The Night Of is the best wake-up call our TV industry needs
HBO’s The Night Of proved to be the most important summer show on television. The very transformation of the co-lead Riz Ahmed’s Nasir Khan as a clean-cut kid turned drug mule is a perfect example of why everything needs a little push. Oh, and also when two of Hollywood’s most likable ladies, Jessica Chastain and Elizabeth Banks, are raving about something on TV, we should take notice.
This is where the whole ‘wrong guy at the wrong time in the wrong place’ worked so well in the show. Imagine the chaos we’ve seen in 2016 in Pakistan. After some terror attacks and the murders of Amjad Sabri, Qandeel Baloch amongst others, one would expect our TV industry to put their money into making shows like The Night Of. Yet, we have instead invested in shows such as Mann Mayal and Udaari, where poor old Hamza Ali Abbasi and Samiya Mukhtar are victims of so many awful people trying to do so many terrible things to them. How tragic!
I remember the time when I used to think Asher Azeem was the bad guy in Dhuwan – maybe it was his performance or the screenplay. I was a toddler when it first started, but then I recall how frustrating Asher and Nabeel’s team situation would look. The problem with producing shows such as Udaari and Mann Mayal is that they’re a liberal Karachite or Lahori’s perspective on conservative topics with some attractive faces doing unattractive things.
If anyone’s watched The Night Of, I bet they noticed that John Stone (the most John Turturro-esque John Turturro performance since Quiz Show) could have just destroyed the disk Freddy Knight (Michael K Williams) sent him and let Chandra (Amara Karan) have her wonderful romance with Nasir ‘Naz’ Khan.
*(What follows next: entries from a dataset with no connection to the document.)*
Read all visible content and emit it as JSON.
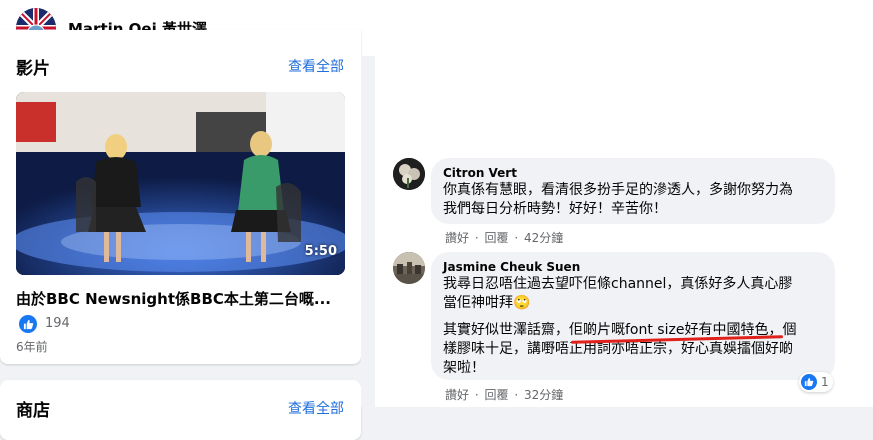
{
  "page": {
    "name": "Martin Oei 黃世澤"
  },
  "videos_card": {
    "title": "影片",
    "see_all": "查看全部",
    "video": {
      "duration": "5:50",
      "title": "由於BBC Newsnight係BBC本土第二台嘅...",
      "likes": "194",
      "time": "6年前"
    }
  },
  "shop_card": {
    "title": "商店",
    "see_all": "查看全部"
  },
  "comments": [
    {
      "author": "Citron Vert",
      "text": [
        "你真係有慧眼，看清很多扮手足的滲透人，多謝你努力為",
        "我們每日分析時勢！好好！辛苦你！"
      ],
      "like": "讚好",
      "reply": "回覆",
      "time": "42分鐘"
    },
    {
      "author": "Jasmine Cheuk Suen",
      "text": [
        "我尋日忍唔住過去望吓佢條channel，真係好多人真心膠",
        "當佢神咁拜🙄"
      ],
      "text2": [
        "其實好似世澤話齋，佢啲片嘅font size好有中國特色，個",
        "樣膠味十足，講嘢唔正用詞亦唔正宗，好心真娛擂個好啲",
        "架啦！"
      ],
      "like": "讚好",
      "reply": "回覆",
      "time": "32分鐘",
      "reactions": "1"
    }
  ]
}
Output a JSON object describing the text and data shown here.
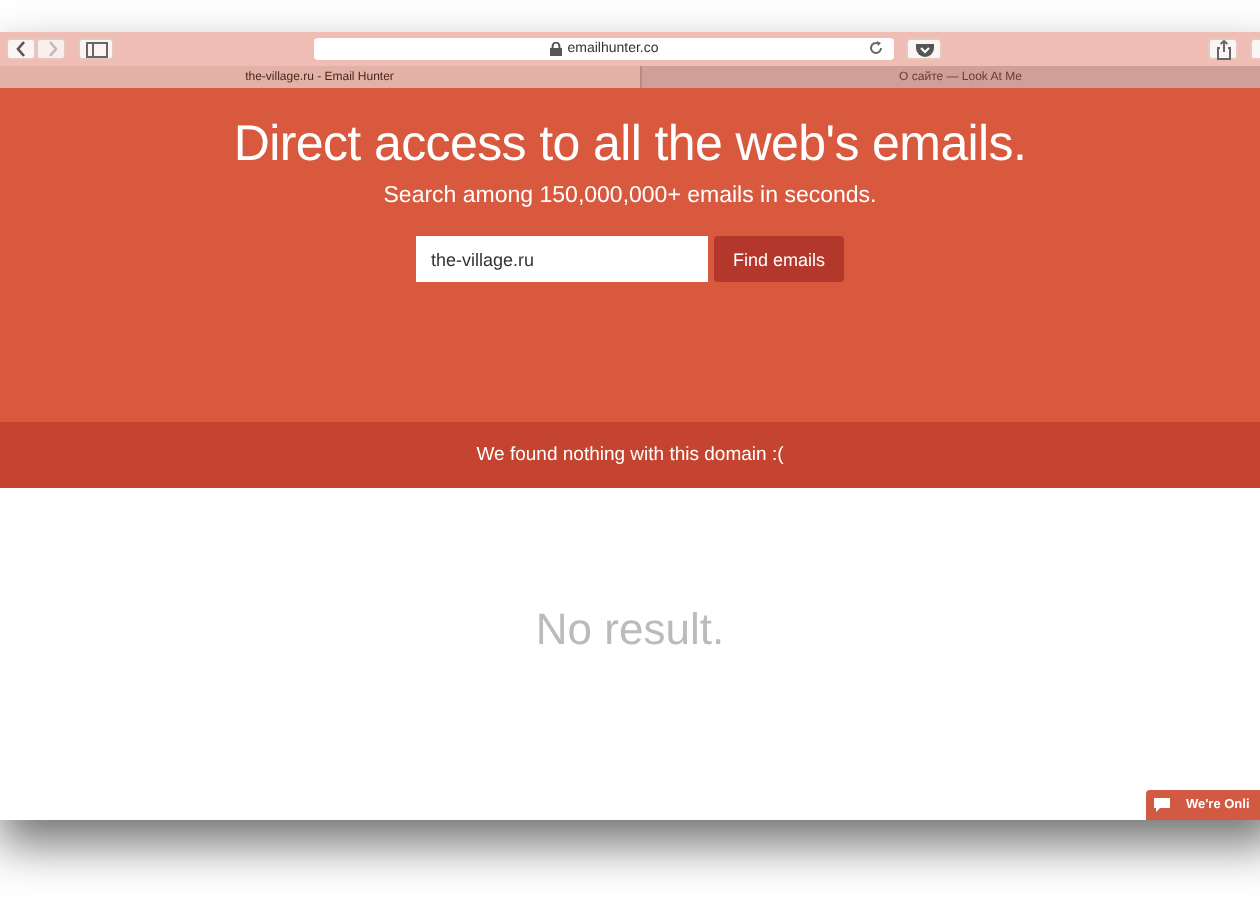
{
  "browser": {
    "url": "emailhunter.co",
    "tabs": [
      {
        "label": "the-village.ru - Email Hunter",
        "selected": true
      },
      {
        "label": "О сайте — Look At Me",
        "selected": false
      }
    ]
  },
  "hero": {
    "title": "Direct access to all the web's emails.",
    "subtitle": "Search among 150,000,000+ emails in seconds.",
    "search": {
      "value": "the-village.ru"
    },
    "button": "Find emails"
  },
  "banner": "We found nothing with this domain :(",
  "result": "No result.",
  "chat_widget": {
    "label": "We're Onli"
  }
}
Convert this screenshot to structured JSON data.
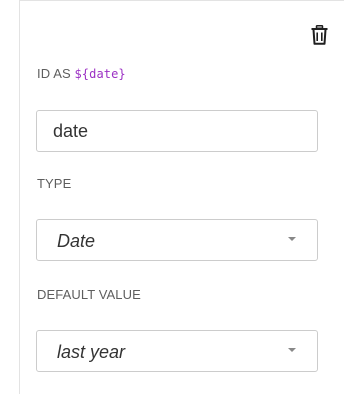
{
  "variable_editor": {
    "delete_icon": "trash-icon",
    "id_label_prefix": "ID AS",
    "id_label_code": "${date}",
    "id_value": "date",
    "type_label": "TYPE",
    "type_value": "Date",
    "default_label": "DEFAULT VALUE",
    "default_value": "last year",
    "colors": {
      "code": "#9b30c4",
      "label": "#5e5e5e",
      "text": "#333333",
      "border": "#cccccc"
    }
  }
}
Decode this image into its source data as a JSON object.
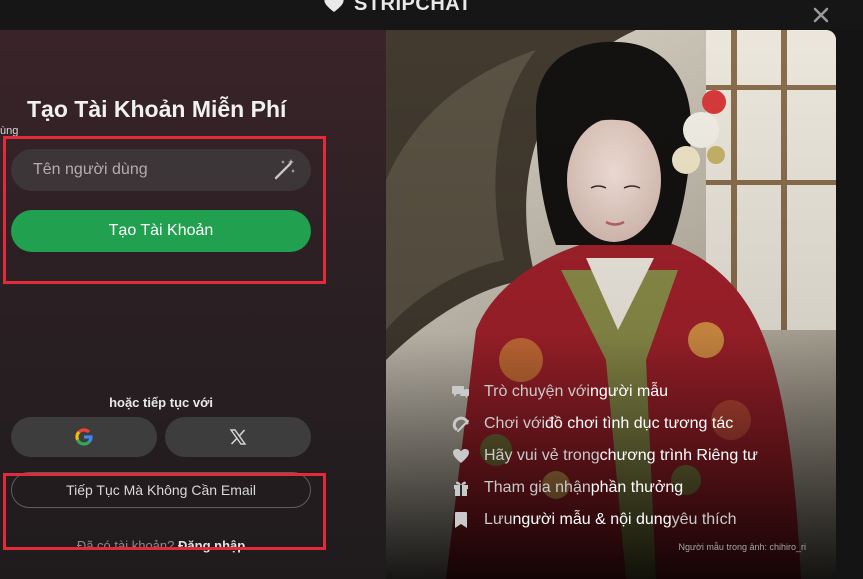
{
  "header": {
    "logo_text": "STRIPCHAT"
  },
  "signup": {
    "title": "Tạo Tài Khoản Miễn Phí",
    "stray_label": "ùng",
    "username_placeholder": "Tên người dùng",
    "create_button": "Tạo Tài Khoản",
    "or_continue": "hoặc tiếp tục với",
    "no_email_button": "Tiếp Tục Mà Không Cần Email",
    "have_account": "Đã có tài khoản?",
    "login_link": "Đăng nhập"
  },
  "features": [
    {
      "icon": "chat-bubbles-icon",
      "text_a": "Trò chuyện với ",
      "text_b": "người mẫu",
      "text_c": ""
    },
    {
      "icon": "toy-icon",
      "text_a": "Chơi với ",
      "text_b": "đồ chơi tình dục tương tác",
      "text_c": ""
    },
    {
      "icon": "heart-icon",
      "text_a": "Hãy vui vẻ trong ",
      "text_b": "chương trình Riêng tư",
      "text_c": ""
    },
    {
      "icon": "gift-icon",
      "text_a": "Tham gia nhận ",
      "text_b": "phần thưởng",
      "text_c": ""
    },
    {
      "icon": "bookmark-icon",
      "text_a": "Lưu ",
      "text_b": "người mẫu & nội dung",
      "text_c": " yêu thích"
    }
  ],
  "photo_credit": "Người mẫu trong ảnh: chihiro_ri",
  "colors": {
    "accent_green": "#21a04f",
    "highlight_red": "#e12a3a"
  }
}
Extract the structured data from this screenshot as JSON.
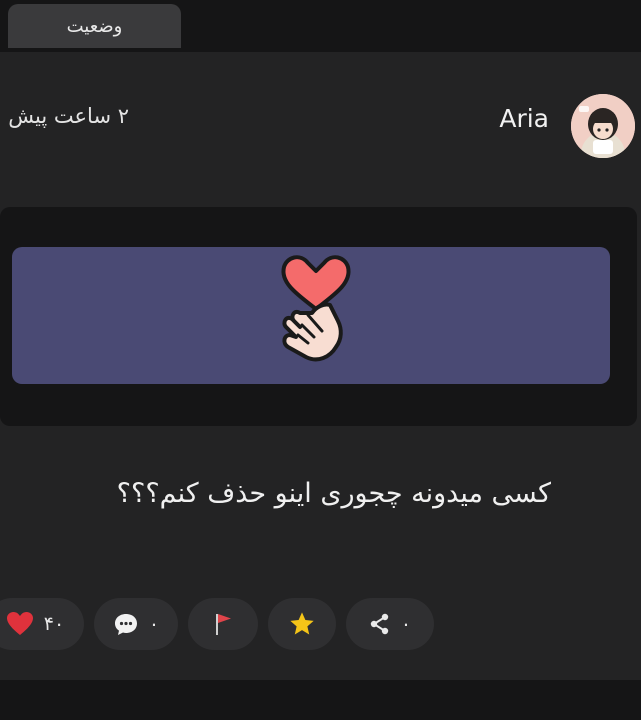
{
  "top_tab": {
    "label": "وضعیت"
  },
  "post": {
    "author": "Aria",
    "time_ago": "۲ ساعت پیش",
    "text": "کسی میدونه چجوری اینو حذف کنم؟؟؟"
  },
  "actions": {
    "share_count": "۰",
    "comment_count": "۰",
    "like_count": "۴۰"
  },
  "icons": {
    "banner": "finger-heart-icon",
    "share": "share-icon",
    "star": "star-icon",
    "flag": "flag-icon",
    "comment": "comment-bubble-icon",
    "like": "heart-icon"
  },
  "colors": {
    "background": "#1b1b1c",
    "card": "#232324",
    "banner": "#4a4a74",
    "like": "#e0323c",
    "flag": "#e0444a",
    "star": "#f5c518"
  }
}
Imagine, Naz and Chandra kissing at the end of the show like Jennifer Lawrence and Bradley Cooper in the underrated Silver Linings Playbook.
But they didn’t.
What the Pakistani TV industry needs to realise is that realism works extremely well in the 2010 era. I mean, ask the average man (between the ages of 20-30) names of some new faces in the industry and he’ll tell you three, maybe four names at best. The average Pakistani would rather watch those 8-11pm talk shows about how corrupt politicians are and listen to the same arguments repeatedly rather than watch some wife-husband-third party affair with respected talent like Beheroz Sabzwari or Javed Sheikh playing the caring and loving dad.
I honestly don’t know who the biggest culprit here is – the veteran acting earning pay checks for dishonest executions, the corrupt politicians robbing us through taxes, or the Mercedes riding anchor/analyst worrying too much about the fraught masses of Pakistan.
In one scene of The Night Of, John Stone explains the ‘urban woman in the big city’ problem where he relates different social groups to their social stigmas. There are barely any mentions of black, Muslim, Judeo-Christian and centrist white values in the show. Have we seen a show from Balochistan that’s not about hate, violence or misogyny? Have we ever seen a show from urban Sindh that’s not about money or marriage? Have we ever seen a show from Mardan or Kohat?
Forgive Bushra Ansari for her dreadful performance and horrifying accent in Udaari, sadly, she’s lost her touch. I miss the times when shows with dark humour mixed with normal problems like Guest House ruled the screens. Let me ask you this, do you remember the names of the breakout characters portrayed by the women who have departed recently for Mumbai? I even remember Faisal Qureshi and a Charlie Chaplin character acting together in a space opera from the early 2000s. Yes, a Pakistani Star Trek did air and we forgot to watch Faisal play the role of a good husband in just about every sitcom while he continues to be an Ellen wannabe (just like everyone else) when his comic timing is so darn immaculate at times.
So since our TV industry only has the time to make money, join Muttahida Quami Movement (MQM) or Pakistan Tehreek-e-Insaaf (PTI), work for Bollywood or try to stay relevant (I’m looking at you, Veena Malik). I sign off with prayers that a show like The Night Of inspire our producers and directors to make a show based on realism and real problems in Pakistan rather than the cringe-worthy and predictable line-ups that we currently have.